“At a minimum, we have now lost two full weeks of progress,” Hickey says of the project. “We are attempting to resume work this week, but it will take a bit of time to get back to full production.”  

Ken Naquin, CEO of the Louisiana Associated General Contractors, says local contractors will feel the greatest impact in the hard-hit rural parishes of Lafourche, Terrebonne, St. Charles, St. James, St. John the Baptist and lower Jefferson. “Keep in mind that most of the damage is to small commercial and residential, so those industries will be taxed,” he says.

Naquin doesn’t anticipate too much of a jump in cost for materials, but he does expect availability to be a concern. “Gypsum board and roofing materials are all going to be in high demand. And particularly plastic pipe plumbing, which is very difficult to get today,” he says.

Fuel sources and inaccessible roadways have made it even harder to truck in supplies. “The roadways have to be clear and safe for supplies to be able to get in there and for people to be able to work,” says Jason Latiolais, vice president of asphalt operations for Barriere Construction of Metairie, La., which has been performing emergency work for the Louisiana DOTD to repair washed-out areas along La. 1 in the coastal town of Grand Isle, La.

Otis Tucker Jr., CEO of New Orleans-based T.I. Contracting LLC, says supply chain disruptions have been an ongoing problem, and Ida is only making it harder to buy equipment. “Right now we’re ordering trucks and waiting six months to a year for trucks to get built and sent to us,” he says. 

Although many workers have returned, labor continues to be a challenge with some still displaced. “We have employees right now who can’t come back to work because they either don’t have a home or have a home that’s badly damaged and can’t live in it, or they don’t have any power or water or sewer,” Latiolais says.

Another potential labor issue, says Naquin, is President Joe Biden’s plan to mandate COVID-19 vaccines or weekly testing for all U.S. firms with over 100 workers. “We expect to lose 40% of our workforce that will just quit in lieu of a vaccine mandate,” he says.

Lauren Gibbs, CEO of Gibbs Construction , Harahan, La., says working remotely has helped keep operations going. “The jobsites are also accustomed to working without grid power, and much of work can proceed either on generator support or simply without power,” she says.

Wes Palmisano, CEO of New Orleans contractor Palmisano LLC, says the storm is forcing his firm to find creative ways to source labor, materials and equipment. 

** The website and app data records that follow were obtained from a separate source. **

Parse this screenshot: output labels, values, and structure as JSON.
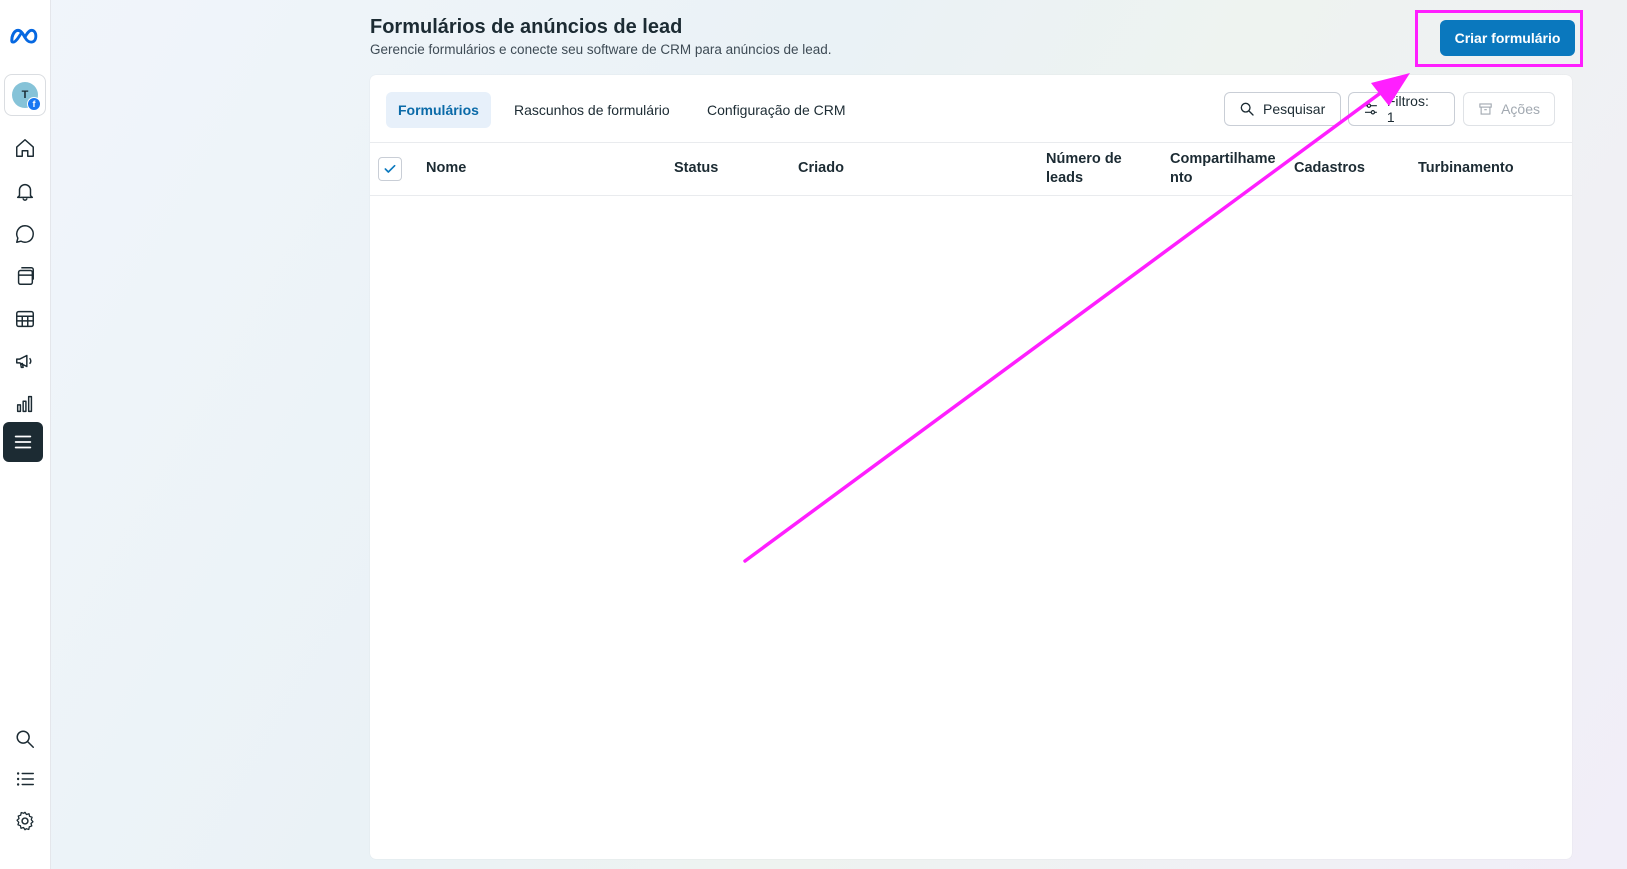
{
  "sidebar": {
    "avatar_initial": "T",
    "icons": [
      "meta-logo-icon",
      "home-icon",
      "bell-icon",
      "chat-icon",
      "pages-icon",
      "table-icon",
      "megaphone-icon",
      "bar-chart-icon",
      "menu-icon",
      "search-icon",
      "list-icon",
      "gear-icon"
    ]
  },
  "header": {
    "title": "Formulários de anúncios de lead",
    "subtitle": "Gerencie formulários e conecte seu software de CRM para anúncios de lead.",
    "create_button": "Criar formulário"
  },
  "tabs": [
    {
      "label": "Formulários",
      "active": true
    },
    {
      "label": "Rascunhos de formulário",
      "active": false
    },
    {
      "label": "Configuração de CRM",
      "active": false
    }
  ],
  "toolbar": {
    "search_label": "Pesquisar",
    "filters_label": "Filtros: 1",
    "actions_label": "Ações"
  },
  "table": {
    "columns": [
      "Nome",
      "Status",
      "Criado",
      "Número de leads",
      "Compartilhamento",
      "Cadastros",
      "Turbinamento"
    ],
    "rows": []
  },
  "colors": {
    "primary": "#0a78be",
    "highlight": "#ff1fff"
  }
}
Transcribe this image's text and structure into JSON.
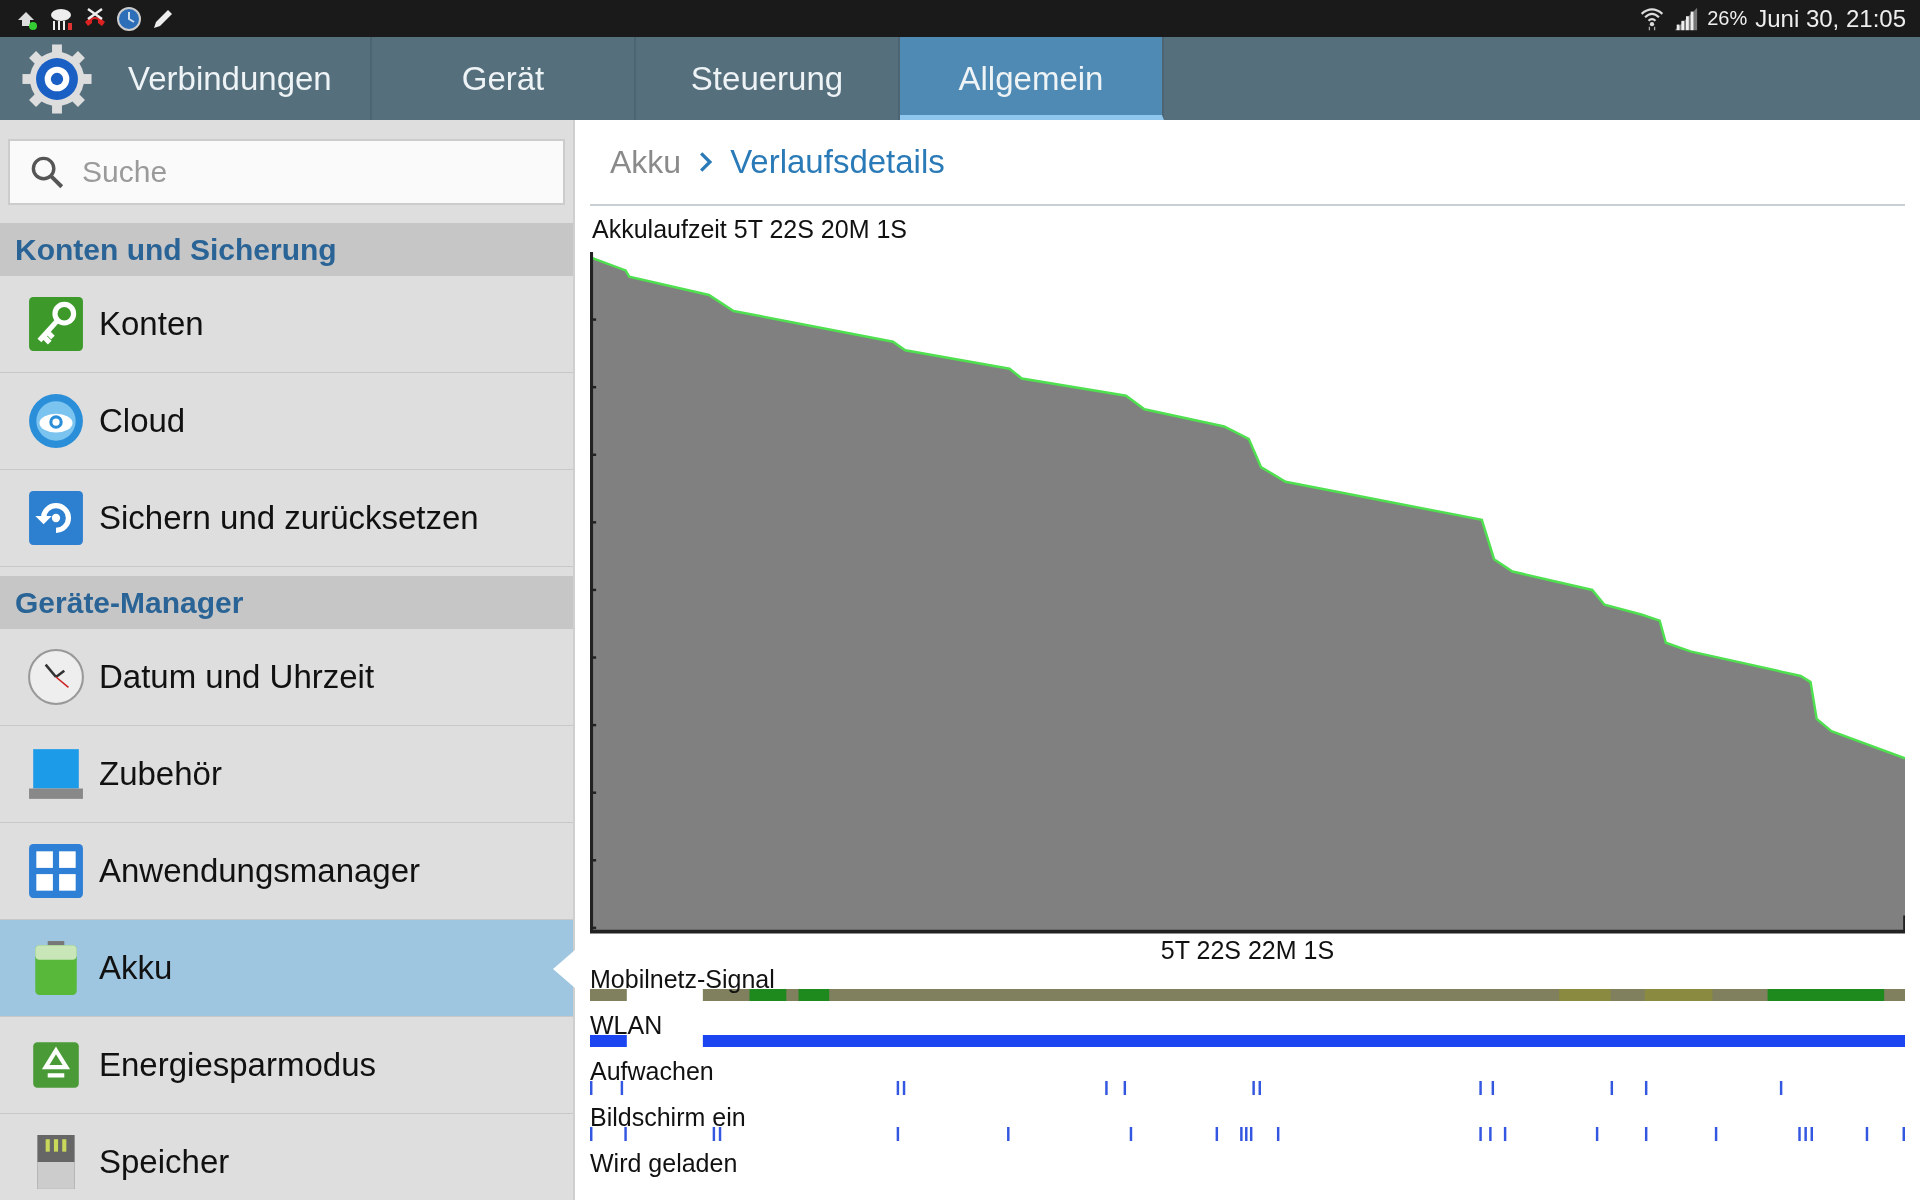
{
  "status_bar": {
    "battery": "26%",
    "datetime": "Juni 30, 21:05"
  },
  "tabs": [
    {
      "label": "Verbindungen",
      "selected": false
    },
    {
      "label": "Gerät",
      "selected": false
    },
    {
      "label": "Steuerung",
      "selected": false
    },
    {
      "label": "Allgemein",
      "selected": true
    }
  ],
  "search": {
    "placeholder": "Suche"
  },
  "sidebar": {
    "sections": [
      {
        "title": "Konten und Sicherung",
        "items": [
          {
            "label": "Konten",
            "selected": false
          },
          {
            "label": "Cloud",
            "selected": false
          },
          {
            "label": "Sichern und zurücksetzen",
            "selected": false
          }
        ]
      },
      {
        "title": "Geräte-Manager",
        "items": [
          {
            "label": "Datum und Uhrzeit",
            "selected": false
          },
          {
            "label": "Zubehör",
            "selected": false
          },
          {
            "label": "Anwendungsmanager",
            "selected": false
          },
          {
            "label": "Akku",
            "selected": true
          },
          {
            "label": "Energiesparmodus",
            "selected": false
          },
          {
            "label": "Speicher",
            "selected": false
          }
        ]
      }
    ]
  },
  "breadcrumb": {
    "parent": "Akku",
    "current": "Verlaufsdetails"
  },
  "battery_chart": {
    "title": "Akkulaufzeit 5T 22S 20M 1S",
    "time_label": "5T 22S 22M 1S"
  },
  "timelines": [
    {
      "label": "Mobilnetz-Signal",
      "kind": "signal"
    },
    {
      "label": "WLAN",
      "kind": "bar"
    },
    {
      "label": "Aufwachen",
      "kind": "ticks"
    },
    {
      "label": "Bildschirm ein",
      "kind": "ticks"
    },
    {
      "label": "Wird geladen",
      "kind": "none"
    }
  ]
}
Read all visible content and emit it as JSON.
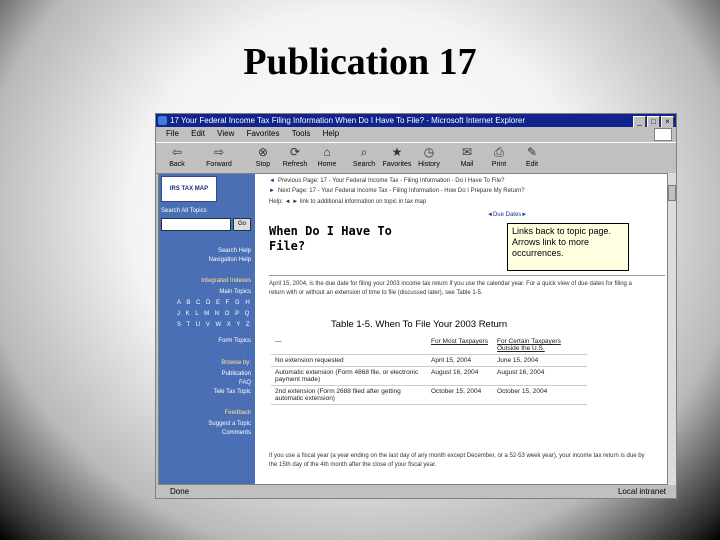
{
  "slide": {
    "title": "Publication 17"
  },
  "window": {
    "title": "17 Your Federal Income Tax Filing Information When Do I Have To File? - Microsoft Internet Explorer",
    "controls": [
      "_",
      "□",
      "×"
    ]
  },
  "menu": [
    "File",
    "Edit",
    "View",
    "Favorites",
    "Tools",
    "Help"
  ],
  "toolbar": [
    {
      "label": "Back",
      "icon": "back-arrow-icon",
      "glyph": "⇦"
    },
    {
      "label": "Forward",
      "icon": "forward-arrow-icon",
      "glyph": "⇨"
    },
    {
      "label": "Stop",
      "icon": "stop-icon",
      "glyph": "⊗"
    },
    {
      "label": "Refresh",
      "icon": "refresh-icon",
      "glyph": "⟳"
    },
    {
      "label": "Home",
      "icon": "home-icon",
      "glyph": "⌂"
    },
    {
      "label": "Search",
      "icon": "search-icon",
      "glyph": "⌕"
    },
    {
      "label": "Favorites",
      "icon": "favorites-icon",
      "glyph": "★"
    },
    {
      "label": "History",
      "icon": "history-icon",
      "glyph": "◷"
    },
    {
      "label": "Mail",
      "icon": "mail-icon",
      "glyph": "✉"
    },
    {
      "label": "Print",
      "icon": "print-icon",
      "glyph": "⎙"
    },
    {
      "label": "Edit",
      "icon": "edit-icon",
      "glyph": "✎"
    }
  ],
  "sidebar": {
    "logo": "IRS TAX MAP",
    "search_label": "Search All Topics",
    "go": "Go",
    "links_top": [
      "Search Help",
      "Navigation Help"
    ],
    "integrated_indexes": "Integrated Indexes",
    "main_topics": "Main Topics",
    "alpha_rows": [
      "A B C D E F G H I",
      "J K L M N O P Q R",
      "S T U V W X Y Z #"
    ],
    "form_topics": "Form Topics",
    "browse_by": "Browse by:",
    "browse_links": [
      "Publication",
      "FAQ",
      "Tele Tax Topic"
    ],
    "feedback": "Feedback",
    "feedback_links": [
      "Suggest a Topic",
      "Comments"
    ]
  },
  "nav": {
    "previous": "Previous Page: 17 - Your Federal Income Tax - Filing Information - Do I Have To File?",
    "next": "Next Page: 17 - Your Federal Income Tax - Filing Information - How Do I Prepare My Return?",
    "help": "Help: ◄ ► link to additional information on topic in tax map"
  },
  "heading": "When Do I Have To File?",
  "due_dates": "◄Due Dates►",
  "callout": "Links back to topic page. Arrows link to more occurrences.",
  "para1": "April 15, 2004, is the due date for filing your 2003 income tax return if you use the calendar year. For a quick view of due dates for filing a return with or without an extension of time to file (discussed later), see Table 1-5.",
  "table": {
    "title": "Table 1-5.  When To File Your 2003 Return",
    "headers": [
      "—",
      "For Most Taxpayers",
      "For Certain Taxpayers Outside the U.S."
    ],
    "rows": [
      [
        "No extension requested",
        "April 15, 2004",
        "June 15, 2004"
      ],
      [
        "Automatic extension (Form 4868 file, or electronic payment made)",
        "August 16, 2004",
        "August 16, 2004"
      ],
      [
        "2nd extension (Form 2688 filed after getting automatic extension)",
        "October 15, 2004",
        "October 15, 2004"
      ]
    ]
  },
  "para2": "If you use a fiscal year (a year ending on the last day of any month except December, or a 52-53 week year), your income tax return is due by the 15th day of the 4th month after the close of your fiscal year.",
  "status": {
    "text": "Done",
    "zone": "Local intranet"
  }
}
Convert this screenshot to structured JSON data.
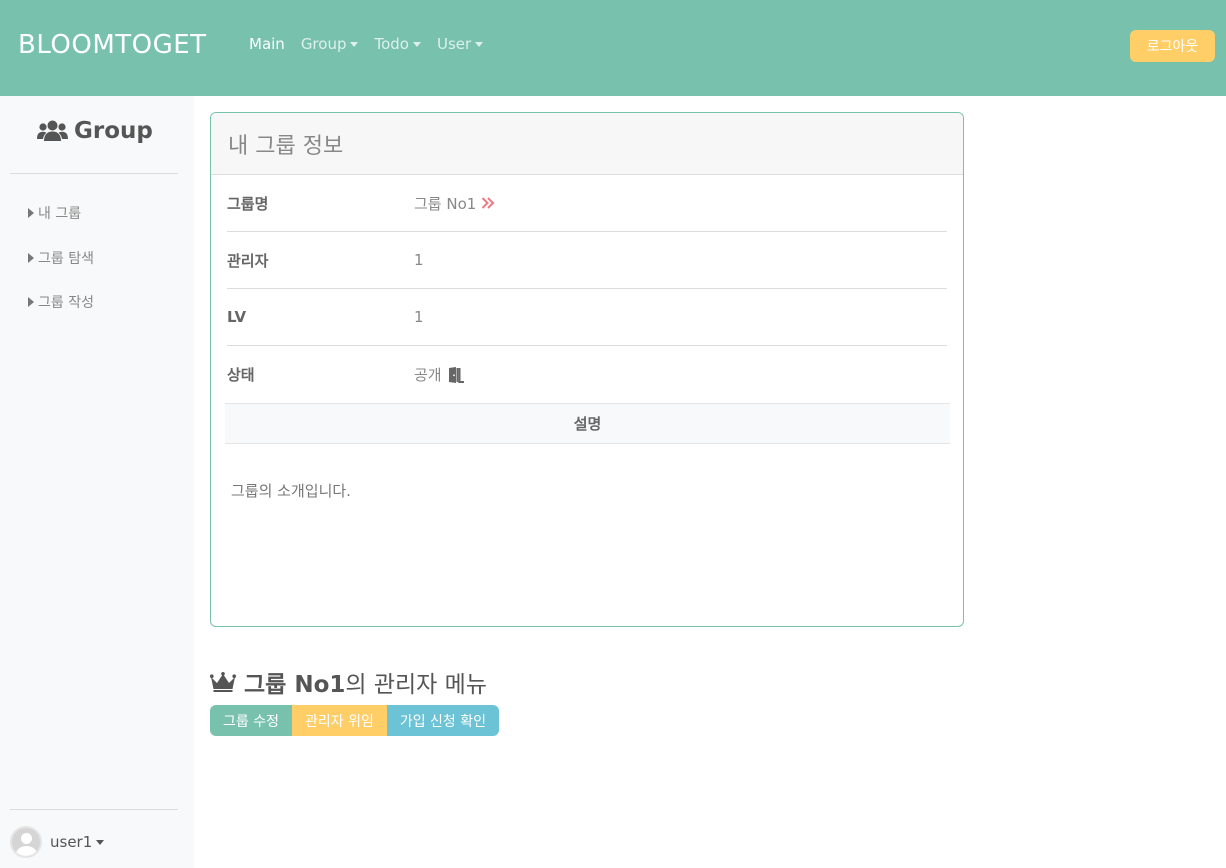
{
  "navbar": {
    "brand": "BLOOMTOGET",
    "links": [
      {
        "label": "Main",
        "dropdown": false,
        "active": true
      },
      {
        "label": "Group",
        "dropdown": true,
        "active": false
      },
      {
        "label": "Todo",
        "dropdown": true,
        "active": false
      },
      {
        "label": "User",
        "dropdown": true,
        "active": false
      }
    ],
    "logout_label": "로그아웃",
    "color": "#78c2ad"
  },
  "sidebar": {
    "title": "Group",
    "title_icon": "users-icon",
    "items": [
      {
        "label": "내 그룹"
      },
      {
        "label": "그룹 탐색"
      },
      {
        "label": "그룹 작성"
      }
    ],
    "user": {
      "name": "user1"
    }
  },
  "card": {
    "header": "내 그룹 정보",
    "rows": [
      {
        "label": "그룹명",
        "value": "그룹 No1",
        "icon": "double-chevron-right-icon"
      },
      {
        "label": "관리자",
        "value": "1"
      },
      {
        "label": "LV",
        "value": "1"
      },
      {
        "label": "상태",
        "value": "공개",
        "icon": "door-open-icon"
      }
    ],
    "description_header": "설명",
    "description": "그룹의 소개입니다."
  },
  "admin_menu": {
    "icon": "crown-icon",
    "group_name": "그룹 No1",
    "title_suffix": "의 관리자 메뉴",
    "buttons": [
      {
        "label": "그룹 수정",
        "color": "#78c2ad"
      },
      {
        "label": "관리자 위임",
        "color": "#ffce67"
      },
      {
        "label": "가입 신청 확인",
        "color": "#6cc3d5"
      }
    ]
  }
}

“We went through Katrina here in New Orleans,” Palmisano says. “And that experience taught us about being resilient and resourceful, and finding ways to make things happen under difficult circumstances. I think the same applies here.”